● Exercise instructions: Your output should be the entries below, exact in every detail.

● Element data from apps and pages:
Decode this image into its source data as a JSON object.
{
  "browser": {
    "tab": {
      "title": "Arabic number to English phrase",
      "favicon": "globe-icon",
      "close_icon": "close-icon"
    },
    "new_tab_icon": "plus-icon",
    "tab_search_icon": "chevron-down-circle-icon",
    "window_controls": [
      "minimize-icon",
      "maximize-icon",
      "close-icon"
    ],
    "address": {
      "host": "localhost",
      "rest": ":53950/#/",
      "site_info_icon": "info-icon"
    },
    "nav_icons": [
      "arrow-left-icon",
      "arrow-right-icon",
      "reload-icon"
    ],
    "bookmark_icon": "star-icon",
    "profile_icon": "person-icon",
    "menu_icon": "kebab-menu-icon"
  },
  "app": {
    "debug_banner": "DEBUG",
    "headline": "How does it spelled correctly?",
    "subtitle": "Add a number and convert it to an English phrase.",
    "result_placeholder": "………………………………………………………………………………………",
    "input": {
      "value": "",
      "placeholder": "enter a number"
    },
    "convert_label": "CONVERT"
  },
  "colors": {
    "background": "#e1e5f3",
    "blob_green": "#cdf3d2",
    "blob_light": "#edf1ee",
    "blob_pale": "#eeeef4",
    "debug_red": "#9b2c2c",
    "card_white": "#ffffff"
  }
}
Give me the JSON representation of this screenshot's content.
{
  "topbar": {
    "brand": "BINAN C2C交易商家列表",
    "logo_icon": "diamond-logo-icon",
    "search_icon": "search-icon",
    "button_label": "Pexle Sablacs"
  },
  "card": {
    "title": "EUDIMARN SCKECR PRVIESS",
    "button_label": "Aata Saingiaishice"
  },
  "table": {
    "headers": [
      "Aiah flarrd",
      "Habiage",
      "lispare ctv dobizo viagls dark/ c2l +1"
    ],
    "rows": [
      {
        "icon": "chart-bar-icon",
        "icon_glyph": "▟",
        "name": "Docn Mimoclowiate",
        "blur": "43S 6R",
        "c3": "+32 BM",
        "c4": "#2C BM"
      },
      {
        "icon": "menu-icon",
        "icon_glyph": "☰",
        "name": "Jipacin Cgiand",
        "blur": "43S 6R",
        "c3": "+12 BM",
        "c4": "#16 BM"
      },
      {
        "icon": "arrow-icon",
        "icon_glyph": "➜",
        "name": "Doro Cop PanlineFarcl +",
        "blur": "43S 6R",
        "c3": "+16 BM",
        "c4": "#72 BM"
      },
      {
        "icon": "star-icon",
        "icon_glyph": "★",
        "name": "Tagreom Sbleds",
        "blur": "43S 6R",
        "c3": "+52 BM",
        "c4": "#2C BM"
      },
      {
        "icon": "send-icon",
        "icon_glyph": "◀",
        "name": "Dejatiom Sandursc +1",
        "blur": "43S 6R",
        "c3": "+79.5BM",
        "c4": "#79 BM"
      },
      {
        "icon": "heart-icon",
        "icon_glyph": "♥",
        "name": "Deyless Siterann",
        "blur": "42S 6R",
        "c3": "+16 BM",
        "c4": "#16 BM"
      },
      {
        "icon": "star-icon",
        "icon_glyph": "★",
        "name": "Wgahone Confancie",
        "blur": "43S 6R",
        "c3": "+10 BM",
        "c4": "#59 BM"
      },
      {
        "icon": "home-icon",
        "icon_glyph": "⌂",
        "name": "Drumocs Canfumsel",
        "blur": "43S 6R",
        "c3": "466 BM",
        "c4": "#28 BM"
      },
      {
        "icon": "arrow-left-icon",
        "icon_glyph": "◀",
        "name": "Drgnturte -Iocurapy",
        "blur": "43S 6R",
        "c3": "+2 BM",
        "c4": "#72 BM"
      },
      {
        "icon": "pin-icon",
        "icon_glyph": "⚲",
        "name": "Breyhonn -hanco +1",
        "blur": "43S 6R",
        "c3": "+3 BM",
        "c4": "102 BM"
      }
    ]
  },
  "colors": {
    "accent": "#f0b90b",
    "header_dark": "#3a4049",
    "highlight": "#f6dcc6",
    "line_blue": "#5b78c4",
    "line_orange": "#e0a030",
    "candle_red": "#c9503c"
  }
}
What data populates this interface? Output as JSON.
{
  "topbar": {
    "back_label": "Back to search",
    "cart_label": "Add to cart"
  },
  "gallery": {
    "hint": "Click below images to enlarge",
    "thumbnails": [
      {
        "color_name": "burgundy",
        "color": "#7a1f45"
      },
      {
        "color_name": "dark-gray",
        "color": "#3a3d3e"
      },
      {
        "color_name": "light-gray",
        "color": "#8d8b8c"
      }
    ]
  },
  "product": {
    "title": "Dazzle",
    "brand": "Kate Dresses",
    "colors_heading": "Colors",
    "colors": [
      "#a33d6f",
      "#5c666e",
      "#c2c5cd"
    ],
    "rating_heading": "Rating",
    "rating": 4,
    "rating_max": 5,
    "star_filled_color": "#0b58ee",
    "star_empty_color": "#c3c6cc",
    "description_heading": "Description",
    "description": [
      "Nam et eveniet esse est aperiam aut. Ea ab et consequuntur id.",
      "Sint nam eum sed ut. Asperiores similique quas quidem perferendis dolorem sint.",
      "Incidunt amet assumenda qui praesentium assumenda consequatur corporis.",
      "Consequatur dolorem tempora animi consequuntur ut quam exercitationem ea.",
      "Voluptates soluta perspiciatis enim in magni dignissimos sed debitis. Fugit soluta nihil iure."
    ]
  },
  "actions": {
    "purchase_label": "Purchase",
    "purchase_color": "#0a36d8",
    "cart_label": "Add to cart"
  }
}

● Solution for this problem:
Decode this image into its source data as a JSON object.
{
  "browser": {
    "tab": {
      "title": "Arabic number to English phrase",
      "favicon": "globe-icon",
      "close_icon": "close-icon"
    },
    "new_tab_icon": "plus-icon",
    "tab_search_icon": "chevron-down-circle-icon",
    "window_controls": [
      "minimize-icon",
      "maximize-icon",
      "close-icon"
    ],
    "address": {
      "host": "localhost",
      "rest": ":53950/#/",
      "site_info_icon": "info-icon"
    },
    "nav_icons": [
      "arrow-left-icon",
      "arrow-right-icon",
      "reload-icon"
    ],
    "bookmark_icon": "star-icon",
    "profile_icon": "person-icon",
    "menu_icon": "kebab-menu-icon"
  },
  "app": {
    "debug_banner": "DEBUG",
    "headline": "How does it spelled correctly?",
    "subtitle": "Add a number and convert it to an English phrase.",
    "result_placeholder": "………………………………………………………………………………………",
    "input": {
      "value": "",
      "placeholder": "enter a number"
    },
    "convert_label": "CONVERT"
  },
  "colors": {
    "background": "#e1e5f3",
    "blob_green": "#cdf3d2",
    "blob_light": "#edf1ee",
    "blob_pale": "#eeeef4",
    "debug_red": "#9b2c2c",
    "card_white": "#ffffff"
  }
}
Give me the JSON representation of this screenshot's content.
{
  "topbar": {
    "brand": "BINAN C2C交易商家列表",
    "logo_icon": "diamond-logo-icon",
    "search_icon": "search-icon",
    "button_label": "Pexle Sablacs"
  },
  "card": {
    "title": "EUDIMARN SCKECR PRVIESS",
    "button_label": "Aata Saingiaishice"
  },
  "table": {
    "headers": [
      "Aiah flarrd",
      "Habiage",
      "lispare ctv dobizo viagls dark/ c2l +1"
    ],
    "rows": [
      {
        "icon": "chart-bar-icon",
        "icon_glyph": "▟",
        "name": "Docn Mimoclowiate",
        "blur": "43S 6R",
        "c3": "+32 BM",
        "c4": "#2C BM"
      },
      {
        "icon": "menu-icon",
        "icon_glyph": "☰",
        "name": "Jipacin Cgiand",
        "blur": "43S 6R",
        "c3": "+12 BM",
        "c4": "#16 BM"
      },
      {
        "icon": "arrow-icon",
        "icon_glyph": "➜",
        "name": "Doro Cop PanlineFarcl +",
        "blur": "43S 6R",
        "c3": "+16 BM",
        "c4": "#72 BM"
      },
      {
        "icon": "star-icon",
        "icon_glyph": "★",
        "name": "Tagreom Sbleds",
        "blur": "43S 6R",
        "c3": "+52 BM",
        "c4": "#2C BM"
      },
      {
        "icon": "send-icon",
        "icon_glyph": "◀",
        "name": "Dejatiom Sandursc +1",
        "blur": "43S 6R",
        "c3": "+79.5BM",
        "c4": "#79 BM"
      },
      {
        "icon": "heart-icon",
        "icon_glyph": "♥",
        "name": "Deyless Siterann",
        "blur": "42S 6R",
        "c3": "+16 BM",
        "c4": "#16 BM"
      },
      {
        "icon": "star-icon",
        "icon_glyph": "★",
        "name": "Wgahone Confancie",
        "blur": "43S 6R",
        "c3": "+10 BM",
        "c4": "#59 BM"
      },
      {
        "icon": "home-icon",
        "icon_glyph": "⌂",
        "name": "Drumocs Canfumsel",
        "blur": "43S 6R",
        "c3": "466 BM",
        "c4": "#28 BM"
      },
      {
        "icon": "arrow-left-icon",
        "icon_glyph": "◀",
        "name": "Drgnturte -Iocurapy",
        "blur": "43S 6R",
        "c3": "+2 BM",
        "c4": "#72 BM"
      },
      {
        "icon": "pin-icon",
        "icon_glyph": "⚲",
        "name": "Breyhonn -hanco +1",
        "blur": "43S 6R",
        "c3": "+3 BM",
        "c4": "102 BM"
      }
    ]
  },
  "colors": {
    "accent": "#f0b90b",
    "header_dark": "#3a4049",
    "highlight": "#f6dcc6",
    "line_blue": "#5b78c4",
    "line_orange": "#e0a030",
    "candle_red": "#c9503c"
  }
}
What data populates this interface? Output as JSON.
{
  "topbar": {
    "back_label": "Back to search",
    "cart_label": "Add to cart"
  },
  "gallery": {
    "hint": "Click below images to enlarge",
    "thumbnails": [
      {
        "color_name": "burgundy",
        "color": "#7a1f45"
      },
      {
        "color_name": "dark-gray",
        "color": "#3a3d3e"
      },
      {
        "color_name": "light-gray",
        "color": "#8d8b8c"
      }
    ]
  },
  "product": {
    "title": "Dazzle",
    "brand": "Kate Dresses",
    "colors_heading": "Colors",
    "colors": [
      "#a33d6f",
      "#5c666e",
      "#c2c5cd"
    ],
    "rating_heading": "Rating",
    "rating": 4,
    "rating_max": 5,
    "star_filled_color": "#0b58ee",
    "star_empty_color": "#c3c6cc",
    "description_heading": "Description",
    "description": [
      "Nam et eveniet esse est aperiam aut. Ea ab et consequuntur id.",
      "Sint nam eum sed ut. Asperiores similique quas quidem perferendis dolorem sint.",
      "Incidunt amet assumenda qui praesentium assumenda consequatur corporis.",
      "Consequatur dolorem tempora animi consequuntur ut quam exercitationem ea.",
      "Voluptates soluta perspiciatis enim in magni dignissimos sed debitis. Fugit soluta nihil iure."
    ]
  },
  "actions": {
    "purchase_label": "Purchase",
    "purchase_color": "#0a36d8",
    "cart_label": "Add to cart"
  }
}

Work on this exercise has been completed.